As edgily inflammatory as his debut feature, 2012's hot-button "Compliance
," was, director Craig Zobel strikes a more subdued key with "Z for Zachariah." A post-apocalyptic drama with precious few of the conventions often found within the subgenre, the film focuses squarely on its characters as they try to make do with their desperate times and hopelessly desolate setting. The screenplay by Nissar Modi (loosely based on the posthumously published 1974 novel by Robert C. O'Brien) is a minimalist but thematically dense affair for which wider audiences may not have the patience or open mind. Indeed, those expecting zombies or aliens or hunger games to enter the equation will be sorely disappointed. That is not the picture Zobel was interested in making, and his decision to approach the story from a more realistic angle sets it apart. As an exercise in teeming subtext and low-key yet ultimately affecting performances, it casts a delicate spell.
Months after a radiation pandemic wiped out most of the world's population, Ann Burden (Margot Robbie) lives alone with her dog at her family's West Virginia farm. Occasionally trekking to the nearest, now-abandoned town for supplies, she otherwise bides her time in the mountains, growing her own vegetables and wondering if she will ever see anyonelet alone her father and brotheragain. When once more faced with humanity in the form of ex-government researcher John Loomis (Chiwetel Ejiofor), she is relieved to find someone else alive and welcomes him into her home. Their go at living together and the burgeoning attraction they share is rattled with the sudden appearance of another survivor, Caleb (Chris Pine). Using the wood from a nearby church, the trio begin constructing a water wheel in hopes of restoring an electric generator. When Ann finds herself connecting to Caleb on a deeper level, she is left torn by her unspoken allegiance to John.
"Z for Zachariah," which gets its name from a Biblical picture book Ann has called "A for Adam," is an exceedingly hushed chamber piece.
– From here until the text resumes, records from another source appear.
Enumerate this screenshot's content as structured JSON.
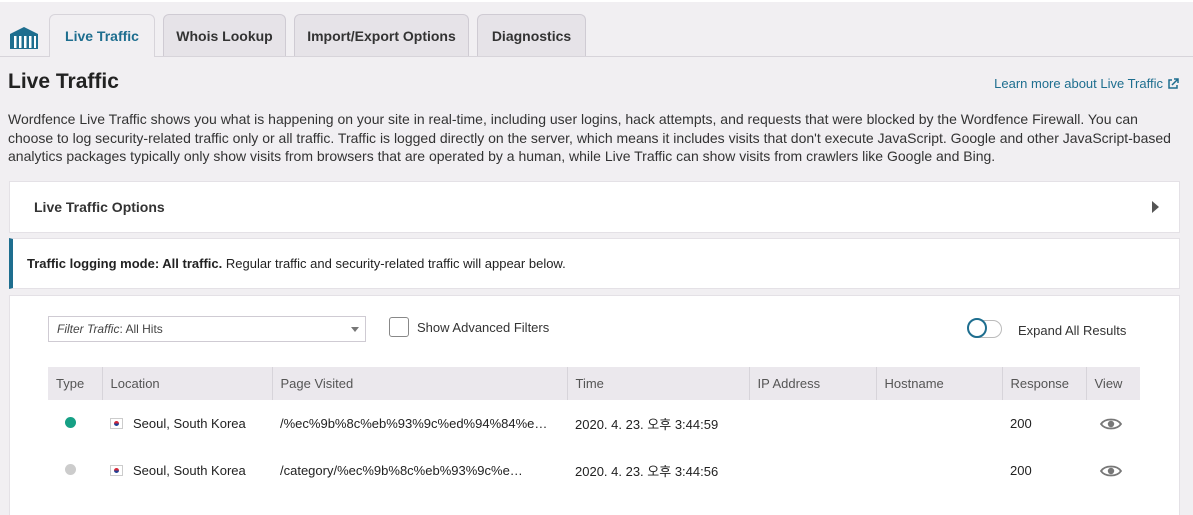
{
  "tabs": [
    {
      "label": "Live Traffic",
      "active": true
    },
    {
      "label": "Whois Lookup",
      "active": false
    },
    {
      "label": "Import/Export Options",
      "active": false
    },
    {
      "label": "Diagnostics",
      "active": false
    }
  ],
  "page": {
    "title": "Live Traffic",
    "learn_more": "Learn more about Live Traffic",
    "description": "Wordfence Live Traffic shows you what is happening on your site in real-time, including user logins, hack attempts, and requests that were blocked by the Wordfence Firewall. You can choose to log security-related traffic only or all traffic. Traffic is logged directly on the server, which means it includes visits that don't execute JavaScript. Google and other JavaScript-based analytics packages typically only show visits from browsers that are operated by a human, while Live Traffic can show visits from crawlers like Google and Bing."
  },
  "options_panel": {
    "label": "Live Traffic Options"
  },
  "mode": {
    "bold": "Traffic logging mode: All traffic.",
    "rest": " Regular traffic and security-related traffic will appear below."
  },
  "filters": {
    "filter_prefix": "Filter Traffic",
    "filter_value": ": All Hits",
    "advanced_label": "Show Advanced Filters",
    "expand_label": "Expand All Results"
  },
  "table": {
    "headers": [
      "Type",
      "Location",
      "Page Visited",
      "Time",
      "IP Address",
      "Hostname",
      "Response",
      "View"
    ],
    "rows": [
      {
        "type_color": "#16a085",
        "location": "Seoul, South Korea",
        "page": "/%ec%9b%8c%eb%93%9c%ed%94%84%e…",
        "time": "2020. 4. 23. 오후 3:44:59",
        "ip": "",
        "hostname": "",
        "response": "200"
      },
      {
        "type_color": "#cccccc",
        "location": "Seoul, South Korea",
        "page": "/category/%ec%9b%8c%eb%93%9c%e…",
        "time": "2020. 4. 23. 오후 3:44:56",
        "ip": "",
        "hostname": "",
        "response": "200"
      }
    ]
  },
  "colors": {
    "accent": "#1e6e8f",
    "background": "#f1eff2"
  }
}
Quiet tension looms in the expectation that something is going to happenand it does, eventuallybut director Craig Zobel stands true to the ruminative, unhurried tones of his characters' new way of life, virtually bereft of modern-day bustle and convenience. Discussions about religion, faith, honesty, loyalty and mortality evocatively coalesce within the fabric of a story where Ann, John and Caleb's values shift and revise themselves when faced with a world where, as far as they are concerned, they are the only people left. Chris Pine (2014's "Into the Woods
") is underused as Caleb, arriving on the scene past the midway point and not given the chance to grow beyond that of a plot deviceit is no surprise that this role was devised for the film and not featured in the bookbut Margot Robbie (2015's "Focus
") and Chiwetel Ejiofor (2013's "12 Years a Slave
") deliver well-formed, exquisitely modulated turns. As Ann and John, they find nuances not even present in the script, their onscreen bond muddying and rising in complexity as long-hidden truths come to light. At times, it feels as if "Z for Zachariah" is holding back; one wishes the film wasn't quite so restrained and polite. The tricky ambiguity and tough suggestion of where the narrative leads, however, feels right.